- _Problem_
Line by line, copy the entries exactly, excluding the pictures.

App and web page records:

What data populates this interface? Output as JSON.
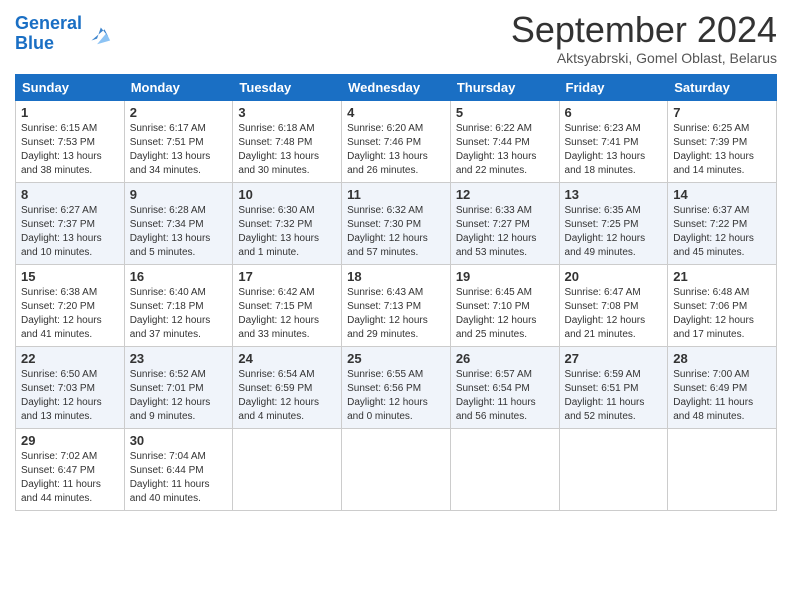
{
  "header": {
    "logo_line1": "General",
    "logo_line2": "Blue",
    "month_title": "September 2024",
    "subtitle": "Aktsyabrski, Gomel Oblast, Belarus"
  },
  "weekdays": [
    "Sunday",
    "Monday",
    "Tuesday",
    "Wednesday",
    "Thursday",
    "Friday",
    "Saturday"
  ],
  "weeks": [
    [
      {
        "day": "1",
        "sunrise": "Sunrise: 6:15 AM",
        "sunset": "Sunset: 7:53 PM",
        "daylight": "Daylight: 13 hours and 38 minutes."
      },
      {
        "day": "2",
        "sunrise": "Sunrise: 6:17 AM",
        "sunset": "Sunset: 7:51 PM",
        "daylight": "Daylight: 13 hours and 34 minutes."
      },
      {
        "day": "3",
        "sunrise": "Sunrise: 6:18 AM",
        "sunset": "Sunset: 7:48 PM",
        "daylight": "Daylight: 13 hours and 30 minutes."
      },
      {
        "day": "4",
        "sunrise": "Sunrise: 6:20 AM",
        "sunset": "Sunset: 7:46 PM",
        "daylight": "Daylight: 13 hours and 26 minutes."
      },
      {
        "day": "5",
        "sunrise": "Sunrise: 6:22 AM",
        "sunset": "Sunset: 7:44 PM",
        "daylight": "Daylight: 13 hours and 22 minutes."
      },
      {
        "day": "6",
        "sunrise": "Sunrise: 6:23 AM",
        "sunset": "Sunset: 7:41 PM",
        "daylight": "Daylight: 13 hours and 18 minutes."
      },
      {
        "day": "7",
        "sunrise": "Sunrise: 6:25 AM",
        "sunset": "Sunset: 7:39 PM",
        "daylight": "Daylight: 13 hours and 14 minutes."
      }
    ],
    [
      {
        "day": "8",
        "sunrise": "Sunrise: 6:27 AM",
        "sunset": "Sunset: 7:37 PM",
        "daylight": "Daylight: 13 hours and 10 minutes."
      },
      {
        "day": "9",
        "sunrise": "Sunrise: 6:28 AM",
        "sunset": "Sunset: 7:34 PM",
        "daylight": "Daylight: 13 hours and 5 minutes."
      },
      {
        "day": "10",
        "sunrise": "Sunrise: 6:30 AM",
        "sunset": "Sunset: 7:32 PM",
        "daylight": "Daylight: 13 hours and 1 minute."
      },
      {
        "day": "11",
        "sunrise": "Sunrise: 6:32 AM",
        "sunset": "Sunset: 7:30 PM",
        "daylight": "Daylight: 12 hours and 57 minutes."
      },
      {
        "day": "12",
        "sunrise": "Sunrise: 6:33 AM",
        "sunset": "Sunset: 7:27 PM",
        "daylight": "Daylight: 12 hours and 53 minutes."
      },
      {
        "day": "13",
        "sunrise": "Sunrise: 6:35 AM",
        "sunset": "Sunset: 7:25 PM",
        "daylight": "Daylight: 12 hours and 49 minutes."
      },
      {
        "day": "14",
        "sunrise": "Sunrise: 6:37 AM",
        "sunset": "Sunset: 7:22 PM",
        "daylight": "Daylight: 12 hours and 45 minutes."
      }
    ],
    [
      {
        "day": "15",
        "sunrise": "Sunrise: 6:38 AM",
        "sunset": "Sunset: 7:20 PM",
        "daylight": "Daylight: 12 hours and 41 minutes."
      },
      {
        "day": "16",
        "sunrise": "Sunrise: 6:40 AM",
        "sunset": "Sunset: 7:18 PM",
        "daylight": "Daylight: 12 hours and 37 minutes."
      },
      {
        "day": "17",
        "sunrise": "Sunrise: 6:42 AM",
        "sunset": "Sunset: 7:15 PM",
        "daylight": "Daylight: 12 hours and 33 minutes."
      },
      {
        "day": "18",
        "sunrise": "Sunrise: 6:43 AM",
        "sunset": "Sunset: 7:13 PM",
        "daylight": "Daylight: 12 hours and 29 minutes."
      },
      {
        "day": "19",
        "sunrise": "Sunrise: 6:45 AM",
        "sunset": "Sunset: 7:10 PM",
        "daylight": "Daylight: 12 hours and 25 minutes."
      },
      {
        "day": "20",
        "sunrise": "Sunrise: 6:47 AM",
        "sunset": "Sunset: 7:08 PM",
        "daylight": "Daylight: 12 hours and 21 minutes."
      },
      {
        "day": "21",
        "sunrise": "Sunrise: 6:48 AM",
        "sunset": "Sunset: 7:06 PM",
        "daylight": "Daylight: 12 hours and 17 minutes."
      }
    ],
    [
      {
        "day": "22",
        "sunrise": "Sunrise: 6:50 AM",
        "sunset": "Sunset: 7:03 PM",
        "daylight": "Daylight: 12 hours and 13 minutes."
      },
      {
        "day": "23",
        "sunrise": "Sunrise: 6:52 AM",
        "sunset": "Sunset: 7:01 PM",
        "daylight": "Daylight: 12 hours and 9 minutes."
      },
      {
        "day": "24",
        "sunrise": "Sunrise: 6:54 AM",
        "sunset": "Sunset: 6:59 PM",
        "daylight": "Daylight: 12 hours and 4 minutes."
      },
      {
        "day": "25",
        "sunrise": "Sunrise: 6:55 AM",
        "sunset": "Sunset: 6:56 PM",
        "daylight": "Daylight: 12 hours and 0 minutes."
      },
      {
        "day": "26",
        "sunrise": "Sunrise: 6:57 AM",
        "sunset": "Sunset: 6:54 PM",
        "daylight": "Daylight: 11 hours and 56 minutes."
      },
      {
        "day": "27",
        "sunrise": "Sunrise: 6:59 AM",
        "sunset": "Sunset: 6:51 PM",
        "daylight": "Daylight: 11 hours and 52 minutes."
      },
      {
        "day": "28",
        "sunrise": "Sunrise: 7:00 AM",
        "sunset": "Sunset: 6:49 PM",
        "daylight": "Daylight: 11 hours and 48 minutes."
      }
    ],
    [
      {
        "day": "29",
        "sunrise": "Sunrise: 7:02 AM",
        "sunset": "Sunset: 6:47 PM",
        "daylight": "Daylight: 11 hours and 44 minutes."
      },
      {
        "day": "30",
        "sunrise": "Sunrise: 7:04 AM",
        "sunset": "Sunset: 6:44 PM",
        "daylight": "Daylight: 11 hours and 40 minutes."
      },
      null,
      null,
      null,
      null,
      null
    ]
  ]
}
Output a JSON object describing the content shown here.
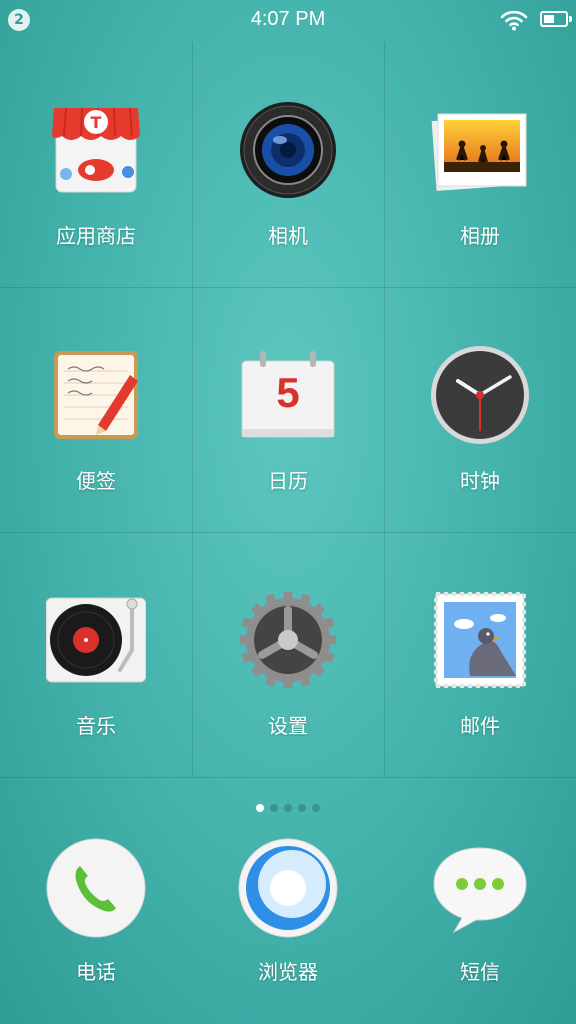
{
  "status_bar": {
    "notification_count": "2",
    "time": "4:07 PM"
  },
  "apps": [
    {
      "label": "应用商店",
      "icon": "store-icon"
    },
    {
      "label": "相机",
      "icon": "camera-icon"
    },
    {
      "label": "相册",
      "icon": "gallery-icon"
    },
    {
      "label": "便签",
      "icon": "notes-icon"
    },
    {
      "label": "日历",
      "icon": "calendar-icon",
      "day": "5"
    },
    {
      "label": "时钟",
      "icon": "clock-icon"
    },
    {
      "label": "音乐",
      "icon": "music-icon"
    },
    {
      "label": "设置",
      "icon": "settings-icon"
    },
    {
      "label": "邮件",
      "icon": "mail-icon"
    }
  ],
  "page_indicator": {
    "pages": 5,
    "current": 1
  },
  "dock": [
    {
      "label": "电话",
      "icon": "phone-icon"
    },
    {
      "label": "浏览器",
      "icon": "browser-icon"
    },
    {
      "label": "短信",
      "icon": "sms-icon"
    }
  ],
  "colors": {
    "background": "#43b2ab",
    "camera_lens": "#1a4fa8",
    "calendar_red": "#d9322b",
    "phone_green": "#5bbf3a",
    "sms_green": "#7ccc3a"
  }
}
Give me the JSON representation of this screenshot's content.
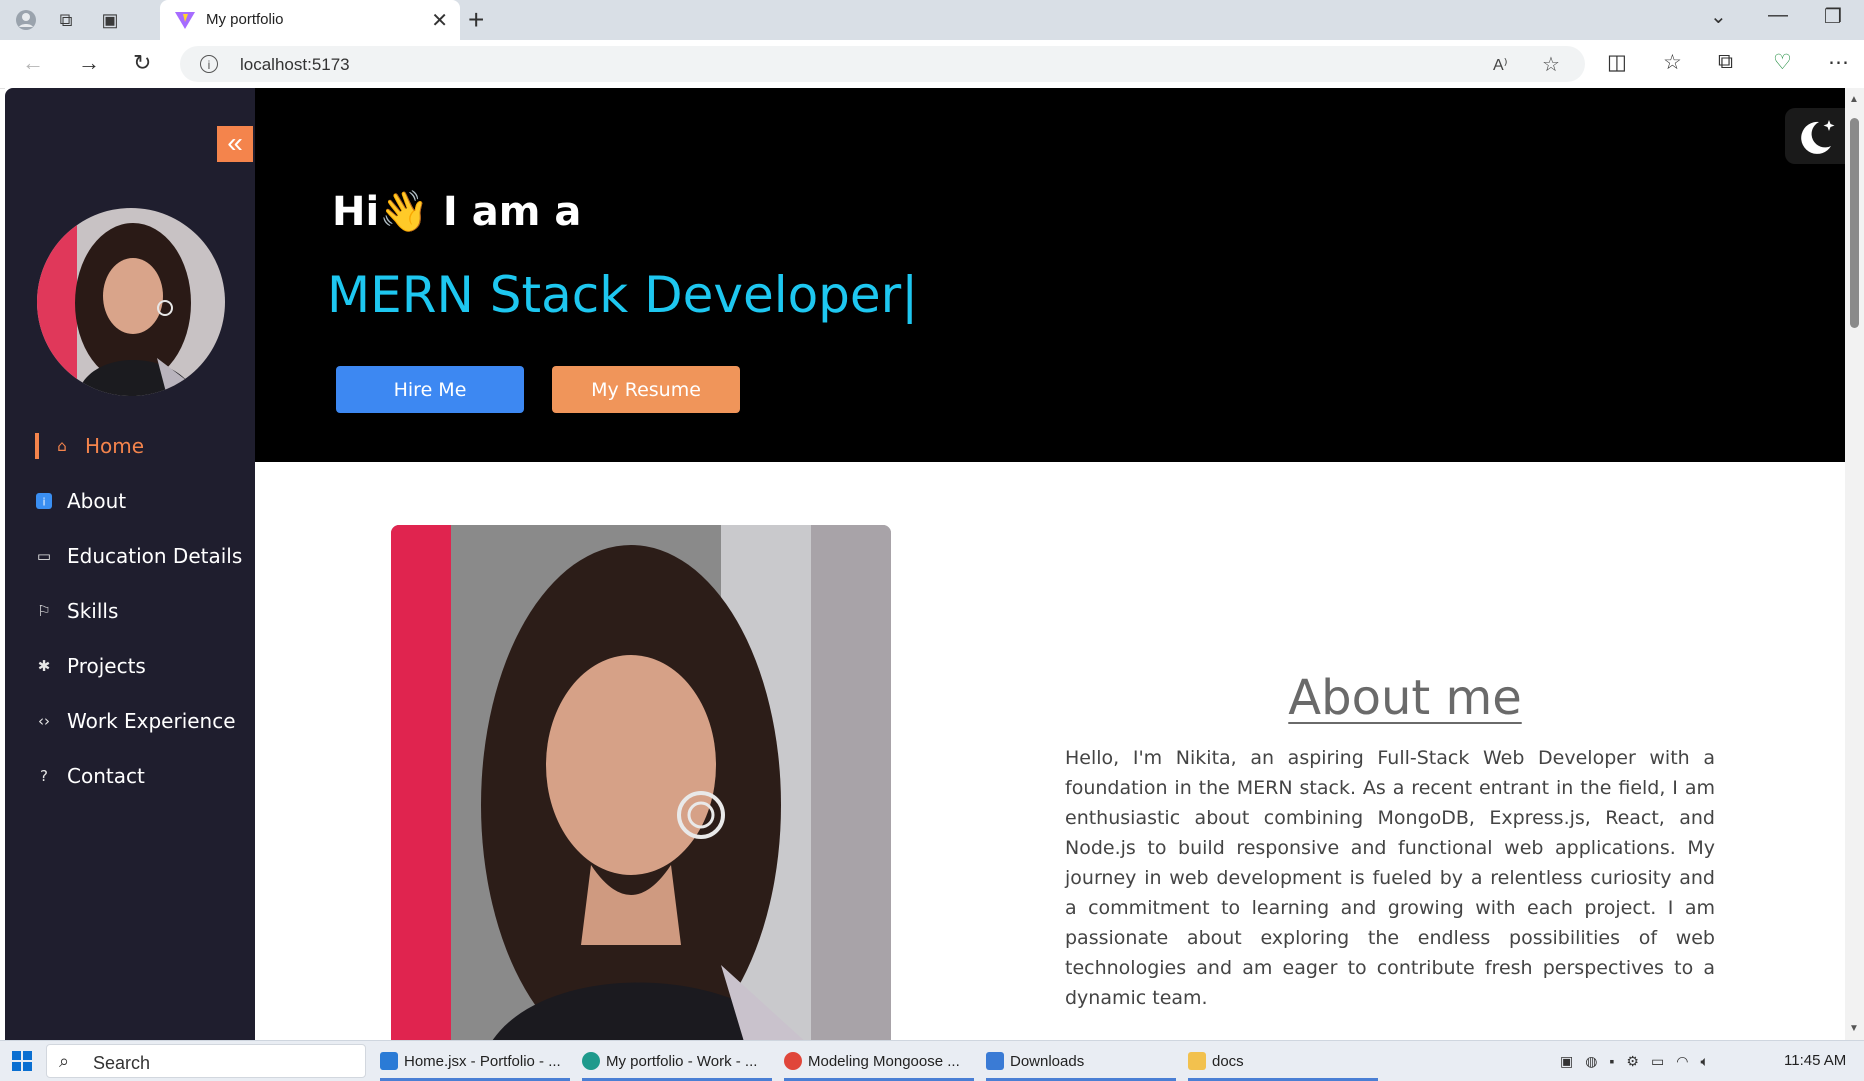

- _Solution_
What data populates this interface? Output as JSON.
{
  "header": {
    "logo_line1": "General",
    "logo_line2": "Blue",
    "month_title": "September 2024",
    "subtitle": "Aktsyabrski, Gomel Oblast, Belarus"
  },
  "weekdays": [
    "Sunday",
    "Monday",
    "Tuesday",
    "Wednesday",
    "Thursday",
    "Friday",
    "Saturday"
  ],
  "weeks": [
    [
      {
        "day": "1",
        "sunrise": "Sunrise: 6:15 AM",
        "sunset": "Sunset: 7:53 PM",
        "daylight": "Daylight: 13 hours and 38 minutes."
      },
      {
        "day": "2",
        "sunrise": "Sunrise: 6:17 AM",
        "sunset": "Sunset: 7:51 PM",
        "daylight": "Daylight: 13 hours and 34 minutes."
      },
      {
        "day": "3",
        "sunrise": "Sunrise: 6:18 AM",
        "sunset": "Sunset: 7:48 PM",
        "daylight": "Daylight: 13 hours and 30 minutes."
      },
      {
        "day": "4",
        "sunrise": "Sunrise: 6:20 AM",
        "sunset": "Sunset: 7:46 PM",
        "daylight": "Daylight: 13 hours and 26 minutes."
      },
      {
        "day": "5",
        "sunrise": "Sunrise: 6:22 AM",
        "sunset": "Sunset: 7:44 PM",
        "daylight": "Daylight: 13 hours and 22 minutes."
      },
      {
        "day": "6",
        "sunrise": "Sunrise: 6:23 AM",
        "sunset": "Sunset: 7:41 PM",
        "daylight": "Daylight: 13 hours and 18 minutes."
      },
      {
        "day": "7",
        "sunrise": "Sunrise: 6:25 AM",
        "sunset": "Sunset: 7:39 PM",
        "daylight": "Daylight: 13 hours and 14 minutes."
      }
    ],
    [
      {
        "day": "8",
        "sunrise": "Sunrise: 6:27 AM",
        "sunset": "Sunset: 7:37 PM",
        "daylight": "Daylight: 13 hours and 10 minutes."
      },
      {
        "day": "9",
        "sunrise": "Sunrise: 6:28 AM",
        "sunset": "Sunset: 7:34 PM",
        "daylight": "Daylight: 13 hours and 5 minutes."
      },
      {
        "day": "10",
        "sunrise": "Sunrise: 6:30 AM",
        "sunset": "Sunset: 7:32 PM",
        "daylight": "Daylight: 13 hours and 1 minute."
      },
      {
        "day": "11",
        "sunrise": "Sunrise: 6:32 AM",
        "sunset": "Sunset: 7:30 PM",
        "daylight": "Daylight: 12 hours and 57 minutes."
      },
      {
        "day": "12",
        "sunrise": "Sunrise: 6:33 AM",
        "sunset": "Sunset: 7:27 PM",
        "daylight": "Daylight: 12 hours and 53 minutes."
      },
      {
        "day": "13",
        "sunrise": "Sunrise: 6:35 AM",
        "sunset": "Sunset: 7:25 PM",
        "daylight": "Daylight: 12 hours and 49 minutes."
      },
      {
        "day": "14",
        "sunrise": "Sunrise: 6:37 AM",
        "sunset": "Sunset: 7:22 PM",
        "daylight": "Daylight: 12 hours and 45 minutes."
      }
    ],
    [
      {
        "day": "15",
        "sunrise": "Sunrise: 6:38 AM",
        "sunset": "Sunset: 7:20 PM",
        "daylight": "Daylight: 12 hours and 41 minutes."
      },
      {
        "day": "16",
        "sunrise": "Sunrise: 6:40 AM",
        "sunset": "Sunset: 7:18 PM",
        "daylight": "Daylight: 12 hours and 37 minutes."
      },
      {
        "day": "17",
        "sunrise": "Sunrise: 6:42 AM",
        "sunset": "Sunset: 7:15 PM",
        "daylight": "Daylight: 12 hours and 33 minutes."
      },
      {
        "day": "18",
        "sunrise": "Sunrise: 6:43 AM",
        "sunset": "Sunset: 7:13 PM",
        "daylight": "Daylight: 12 hours and 29 minutes."
      },
      {
        "day": "19",
        "sunrise": "Sunrise: 6:45 AM",
        "sunset": "Sunset: 7:10 PM",
        "daylight": "Daylight: 12 hours and 25 minutes."
      },
      {
        "day": "20",
        "sunrise": "Sunrise: 6:47 AM",
        "sunset": "Sunset: 7:08 PM",
        "daylight": "Daylight: 12 hours and 21 minutes."
      },
      {
        "day": "21",
        "sunrise": "Sunrise: 6:48 AM",
        "sunset": "Sunset: 7:06 PM",
        "daylight": "Daylight: 12 hours and 17 minutes."
      }
    ],
    [
      {
        "day": "22",
        "sunrise": "Sunrise: 6:50 AM",
        "sunset": "Sunset: 7:03 PM",
        "daylight": "Daylight: 12 hours and 13 minutes."
      },
      {
        "day": "23",
        "sunrise": "Sunrise: 6:52 AM",
        "sunset": "Sunset: 7:01 PM",
        "daylight": "Daylight: 12 hours and 9 minutes."
      },
      {
        "day": "24",
        "sunrise": "Sunrise: 6:54 AM",
        "sunset": "Sunset: 6:59 PM",
        "daylight": "Daylight: 12 hours and 4 minutes."
      },
      {
        "day": "25",
        "sunrise": "Sunrise: 6:55 AM",
        "sunset": "Sunset: 6:56 PM",
        "daylight": "Daylight: 12 hours and 0 minutes."
      },
      {
        "day": "26",
        "sunrise": "Sunrise: 6:57 AM",
        "sunset": "Sunset: 6:54 PM",
        "daylight": "Daylight: 11 hours and 56 minutes."
      },
      {
        "day": "27",
        "sunrise": "Sunrise: 6:59 AM",
        "sunset": "Sunset: 6:51 PM",
        "daylight": "Daylight: 11 hours and 52 minutes."
      },
      {
        "day": "28",
        "sunrise": "Sunrise: 7:00 AM",
        "sunset": "Sunset: 6:49 PM",
        "daylight": "Daylight: 11 hours and 48 minutes."
      }
    ],
    [
      {
        "day": "29",
        "sunrise": "Sunrise: 7:02 AM",
        "sunset": "Sunset: 6:47 PM",
        "daylight": "Daylight: 11 hours and 44 minutes."
      },
      {
        "day": "30",
        "sunrise": "Sunrise: 7:04 AM",
        "sunset": "Sunset: 6:44 PM",
        "daylight": "Daylight: 11 hours and 40 minutes."
      },
      null,
      null,
      null,
      null,
      null
    ]
  ]
}
Output a JSON object describing the content shown here.
{
  "status_bar": {
    "notification_count": "2",
    "time": "4:07 PM"
  },
  "apps": [
    {
      "label": "应用商店",
      "icon": "store-icon"
    },
    {
      "label": "相机",
      "icon": "camera-icon"
    },
    {
      "label": "相册",
      "icon": "gallery-icon"
    },
    {
      "label": "便签",
      "icon": "notes-icon"
    },
    {
      "label": "日历",
      "icon": "calendar-icon",
      "day": "5"
    },
    {
      "label": "时钟",
      "icon": "clock-icon"
    },
    {
      "label": "音乐",
      "icon": "music-icon"
    },
    {
      "label": "设置",
      "icon": "settings-icon"
    },
    {
      "label": "邮件",
      "icon": "mail-icon"
    }
  ],
  "page_indicator": {
    "pages": 5,
    "current": 1
  },
  "dock": [
    {
      "label": "电话",
      "icon": "phone-icon"
    },
    {
      "label": "浏览器",
      "icon": "browser-icon"
    },
    {
      "label": "短信",
      "icon": "sms-icon"
    }
  ],
  "colors": {
    "background": "#43b2ab",
    "camera_lens": "#1a4fa8",
    "calendar_red": "#d9322b",
    "phone_green": "#5bbf3a",
    "sms_green": "#7ccc3a"
  }
}
Give me the JSON representation of this screenshot's content.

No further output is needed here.